Pronounced: mo-lus-kum kon-ta-je-o-sum
Molluscum contagiosum is a skin infection.
The molluscum contagiosum virus (MCV) causes the infection. MCV spreads from contact with someone who has it. This can happen through:
It can also spread from one part of your body to another. This happens mainly with your hand.
Your chances of molluscum contagiosum are higher if you have:
Bumps generally appear on the face, trunk, arms, and legs of children. The groin, belly, and inner thighs are common places on adults.
Molluscum contagiosum may cause:
These problems may last from many weeks to many years.
The bumps on your skin point to molluscum contagiosum. A biopsy can rule out other causes. A skin sample is checked under a microscope.
In most cases, molluscum contagiosum doesn’t need care. It will go away on its own within 6 to 9 months.
In others, the bumps may linger or spread. This can be more of a problem for people with HIV. Your doctor may remove the bumps. This will help lower the chances of spreading it on you or to other people.
Procedures may involve:
To lower your chances of getting molluscum contagiosum, avoid contact with someone who has it.
If you have it, don’t:
American Academy of Dermatology
American Sexual Health Association
Canadian Dermatology Association
Public Health Agency of Canada
Molluscum. American Sexual Health Association website. Available at: http://www.ashasexualhealth.org/stdsstis/molluscum-contagiosum. Accessed June 20, 2018.
Molluscum contagiosum. American Academy of Dermatology website. Available at: https://www.aad.org/public/diseases/contagious-skin-diseases/molluscum-contagiosum. Accessed June 20, 2018.
Molluscum contagiosum. EBSCO DynaMed Plus website. Available at:http://www.dynamed.com/topics/dmp~AN~T116448/Molluscum-contagiosum. Updated August 20, 2015. Accessed June 20, 2018.
Molluscum contagiosum. Merck Manual Professional Version website. Available at: https://www.merckmanuals.com/professional/dermatologic-disorders/viral-skin-diseases/molluscum-contagiosum.
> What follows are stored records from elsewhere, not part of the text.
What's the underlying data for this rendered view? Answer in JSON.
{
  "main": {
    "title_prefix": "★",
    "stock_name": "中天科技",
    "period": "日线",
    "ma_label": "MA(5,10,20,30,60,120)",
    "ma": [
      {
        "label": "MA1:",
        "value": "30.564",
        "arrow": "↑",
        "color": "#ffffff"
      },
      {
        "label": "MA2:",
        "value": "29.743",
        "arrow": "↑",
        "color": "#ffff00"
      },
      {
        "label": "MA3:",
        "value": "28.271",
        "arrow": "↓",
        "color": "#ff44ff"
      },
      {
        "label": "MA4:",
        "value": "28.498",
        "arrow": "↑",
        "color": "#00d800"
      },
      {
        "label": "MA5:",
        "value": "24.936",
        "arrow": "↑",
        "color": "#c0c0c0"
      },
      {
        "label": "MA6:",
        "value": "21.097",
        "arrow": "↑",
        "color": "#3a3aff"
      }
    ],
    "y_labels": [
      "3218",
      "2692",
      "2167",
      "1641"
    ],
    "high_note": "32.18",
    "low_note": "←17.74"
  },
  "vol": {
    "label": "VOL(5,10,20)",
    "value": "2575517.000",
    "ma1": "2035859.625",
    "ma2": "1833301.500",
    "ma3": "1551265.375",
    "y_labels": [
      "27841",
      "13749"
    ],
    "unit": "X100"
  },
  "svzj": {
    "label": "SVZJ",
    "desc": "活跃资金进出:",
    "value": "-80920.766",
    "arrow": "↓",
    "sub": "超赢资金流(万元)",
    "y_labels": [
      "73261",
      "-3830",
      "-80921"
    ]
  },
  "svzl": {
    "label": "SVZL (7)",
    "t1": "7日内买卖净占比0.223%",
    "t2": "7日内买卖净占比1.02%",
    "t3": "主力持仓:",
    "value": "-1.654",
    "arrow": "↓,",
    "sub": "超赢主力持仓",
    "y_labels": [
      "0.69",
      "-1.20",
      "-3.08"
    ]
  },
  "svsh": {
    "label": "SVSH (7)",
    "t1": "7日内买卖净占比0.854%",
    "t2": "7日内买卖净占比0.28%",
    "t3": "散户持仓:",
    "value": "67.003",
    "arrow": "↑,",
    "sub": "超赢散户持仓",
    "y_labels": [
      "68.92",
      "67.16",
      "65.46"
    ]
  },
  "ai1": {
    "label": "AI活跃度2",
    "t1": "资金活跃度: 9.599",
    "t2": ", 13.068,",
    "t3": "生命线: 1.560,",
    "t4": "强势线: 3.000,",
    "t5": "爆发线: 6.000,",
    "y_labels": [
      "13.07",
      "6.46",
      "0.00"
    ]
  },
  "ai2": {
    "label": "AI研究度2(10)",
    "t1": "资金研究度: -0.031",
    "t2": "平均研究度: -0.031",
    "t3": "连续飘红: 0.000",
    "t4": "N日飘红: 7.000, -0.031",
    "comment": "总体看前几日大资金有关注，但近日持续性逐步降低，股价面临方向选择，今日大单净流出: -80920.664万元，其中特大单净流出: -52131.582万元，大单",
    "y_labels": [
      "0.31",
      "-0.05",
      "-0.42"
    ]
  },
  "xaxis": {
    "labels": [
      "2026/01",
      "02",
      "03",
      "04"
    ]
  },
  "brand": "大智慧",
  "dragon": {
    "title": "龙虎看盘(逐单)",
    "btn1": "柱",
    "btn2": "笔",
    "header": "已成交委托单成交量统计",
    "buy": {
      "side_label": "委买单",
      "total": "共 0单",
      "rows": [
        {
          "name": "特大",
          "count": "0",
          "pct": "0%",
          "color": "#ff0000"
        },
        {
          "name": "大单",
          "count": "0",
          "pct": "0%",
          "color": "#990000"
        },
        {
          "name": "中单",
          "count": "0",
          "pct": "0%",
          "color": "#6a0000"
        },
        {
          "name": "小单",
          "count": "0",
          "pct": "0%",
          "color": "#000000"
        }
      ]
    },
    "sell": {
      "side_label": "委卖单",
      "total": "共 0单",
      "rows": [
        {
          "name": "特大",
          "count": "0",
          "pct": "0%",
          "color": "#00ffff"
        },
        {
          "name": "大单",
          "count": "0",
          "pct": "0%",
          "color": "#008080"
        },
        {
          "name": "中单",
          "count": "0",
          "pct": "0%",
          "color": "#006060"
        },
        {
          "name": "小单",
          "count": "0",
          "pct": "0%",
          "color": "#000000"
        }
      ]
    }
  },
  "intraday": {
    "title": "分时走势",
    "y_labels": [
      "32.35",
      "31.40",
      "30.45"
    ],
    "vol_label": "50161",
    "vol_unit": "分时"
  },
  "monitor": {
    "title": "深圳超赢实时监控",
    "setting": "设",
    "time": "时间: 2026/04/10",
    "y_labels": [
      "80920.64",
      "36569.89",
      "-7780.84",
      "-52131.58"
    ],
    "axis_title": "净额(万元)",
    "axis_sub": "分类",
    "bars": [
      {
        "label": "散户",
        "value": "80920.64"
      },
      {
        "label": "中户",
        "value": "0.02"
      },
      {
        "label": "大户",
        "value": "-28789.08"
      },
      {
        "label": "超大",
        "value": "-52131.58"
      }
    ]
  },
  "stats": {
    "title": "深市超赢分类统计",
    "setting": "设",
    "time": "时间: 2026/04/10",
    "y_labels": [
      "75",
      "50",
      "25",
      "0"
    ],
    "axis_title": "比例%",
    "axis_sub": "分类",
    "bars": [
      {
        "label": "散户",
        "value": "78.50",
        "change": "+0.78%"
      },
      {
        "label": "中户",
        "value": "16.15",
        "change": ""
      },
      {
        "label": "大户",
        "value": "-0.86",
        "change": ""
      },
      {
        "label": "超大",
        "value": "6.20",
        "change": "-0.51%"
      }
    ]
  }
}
Updated October 2016. Accessed June 20, 2018.
Last reviewed May 2019 by EBSCO Medical Review Board Marcie L. Sidman, MD Last Updated: 6/20/2018